Author:
Xavier, Luciana Yokoyama, Jacobi, Pedro Roberto, Turra, Alexander
Source:
Environmental science & policy 2019 v.101 pp. 7-15
ISSN:
1462-9011
Subject:
citizen participation, decision making, issues and policy, learning, planning, questionnaires, social capital, social structure, stakeholders, sustainable development, Brazil
Abstract:
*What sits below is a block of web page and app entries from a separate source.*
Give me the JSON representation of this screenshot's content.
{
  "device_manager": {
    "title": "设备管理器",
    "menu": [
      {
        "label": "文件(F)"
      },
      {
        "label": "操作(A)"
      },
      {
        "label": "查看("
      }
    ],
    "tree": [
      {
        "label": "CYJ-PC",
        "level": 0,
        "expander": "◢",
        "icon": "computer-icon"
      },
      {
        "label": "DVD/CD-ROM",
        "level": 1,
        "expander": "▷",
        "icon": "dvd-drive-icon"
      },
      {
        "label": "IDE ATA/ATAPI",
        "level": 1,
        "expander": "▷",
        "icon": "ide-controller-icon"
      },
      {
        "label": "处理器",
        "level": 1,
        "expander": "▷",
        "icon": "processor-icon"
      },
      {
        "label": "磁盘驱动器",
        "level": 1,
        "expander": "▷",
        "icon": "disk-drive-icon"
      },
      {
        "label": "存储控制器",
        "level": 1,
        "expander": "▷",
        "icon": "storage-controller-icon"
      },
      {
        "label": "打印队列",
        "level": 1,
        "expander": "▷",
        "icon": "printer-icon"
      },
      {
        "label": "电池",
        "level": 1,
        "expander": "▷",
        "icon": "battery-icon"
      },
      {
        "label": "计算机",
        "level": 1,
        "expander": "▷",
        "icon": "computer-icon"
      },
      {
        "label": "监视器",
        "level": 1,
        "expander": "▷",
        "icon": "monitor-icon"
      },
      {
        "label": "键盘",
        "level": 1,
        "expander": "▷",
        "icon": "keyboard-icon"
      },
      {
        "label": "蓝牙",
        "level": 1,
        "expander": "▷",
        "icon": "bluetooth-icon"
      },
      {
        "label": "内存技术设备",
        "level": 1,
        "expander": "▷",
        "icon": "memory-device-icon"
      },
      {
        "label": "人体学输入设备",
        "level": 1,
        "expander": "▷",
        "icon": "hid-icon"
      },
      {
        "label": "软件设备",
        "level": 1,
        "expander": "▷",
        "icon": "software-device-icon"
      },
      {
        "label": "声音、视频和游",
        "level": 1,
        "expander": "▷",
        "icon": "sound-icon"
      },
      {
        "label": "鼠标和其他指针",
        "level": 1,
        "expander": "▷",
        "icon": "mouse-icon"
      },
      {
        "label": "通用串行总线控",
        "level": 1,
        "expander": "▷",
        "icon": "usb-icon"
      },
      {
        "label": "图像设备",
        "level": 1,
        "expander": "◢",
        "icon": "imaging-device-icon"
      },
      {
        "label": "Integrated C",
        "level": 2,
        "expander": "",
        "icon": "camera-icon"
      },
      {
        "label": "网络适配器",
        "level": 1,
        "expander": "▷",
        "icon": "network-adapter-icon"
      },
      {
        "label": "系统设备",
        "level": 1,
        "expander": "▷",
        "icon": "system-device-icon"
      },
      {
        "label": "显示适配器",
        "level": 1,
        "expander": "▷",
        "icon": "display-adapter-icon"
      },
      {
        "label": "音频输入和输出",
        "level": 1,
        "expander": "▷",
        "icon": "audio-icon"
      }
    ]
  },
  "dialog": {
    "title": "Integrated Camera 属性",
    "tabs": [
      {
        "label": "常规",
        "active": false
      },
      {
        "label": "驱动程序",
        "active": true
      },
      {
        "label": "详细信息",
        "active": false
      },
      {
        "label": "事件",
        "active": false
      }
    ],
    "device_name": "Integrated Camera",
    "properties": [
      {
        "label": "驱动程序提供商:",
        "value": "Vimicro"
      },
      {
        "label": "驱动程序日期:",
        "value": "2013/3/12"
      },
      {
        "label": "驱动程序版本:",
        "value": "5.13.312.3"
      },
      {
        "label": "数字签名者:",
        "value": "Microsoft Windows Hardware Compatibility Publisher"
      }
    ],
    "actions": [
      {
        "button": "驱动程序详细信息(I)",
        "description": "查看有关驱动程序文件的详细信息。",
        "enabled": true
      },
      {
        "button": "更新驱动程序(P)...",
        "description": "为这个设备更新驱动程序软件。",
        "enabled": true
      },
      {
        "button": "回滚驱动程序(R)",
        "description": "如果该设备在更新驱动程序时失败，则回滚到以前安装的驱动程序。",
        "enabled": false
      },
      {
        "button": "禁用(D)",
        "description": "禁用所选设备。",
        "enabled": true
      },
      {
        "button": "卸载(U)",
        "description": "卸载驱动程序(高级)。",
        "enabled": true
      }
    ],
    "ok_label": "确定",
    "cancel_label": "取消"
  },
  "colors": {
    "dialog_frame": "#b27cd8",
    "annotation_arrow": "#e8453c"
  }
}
Agenda 21 is a globally coordinated action plan to promote sustainability and social empowerment. Outcome evaluations of Agenda 21 show a failure both to provide results with a long-term orientation and to promote public participation, the latter of which is essential to the management process. Studies indicate that to achieve sustainable development, the quality of public participation in management processes is more important than quantity. Such quality may be the result of a process of social learning, the joint and collaborative learning among different stakeholders that, through interaction, increases their capability to perform joint tasks related to environmental problems and build social capital. Thus, social learning can foster Agenda 21 implementation, improving the quality of processes and their results. To test whether social learning can occur in an Agenda 21, we analyzed an Agenda 21 process carried out in a coastal bay in São Paulo (Brazil). Through process observation and collection of questionnaire data, social learning changes were identified in a group of participants in the process. The results showed evidence of the acquisition of new information, increased perception of the system’s complexity, development of social skills (such as the consideration of other’s needs and interests in decision making), change in social context and in social structure with empowerment of local community. These changes, related to how the process was designed, led to social capital crucial to Agenda 21 continuity. This demonstrated the importance of conducting the Agenda 21 processes considering the potential to promote social learning in the search for more democratic and sustainable management practices.
Agid:
6538228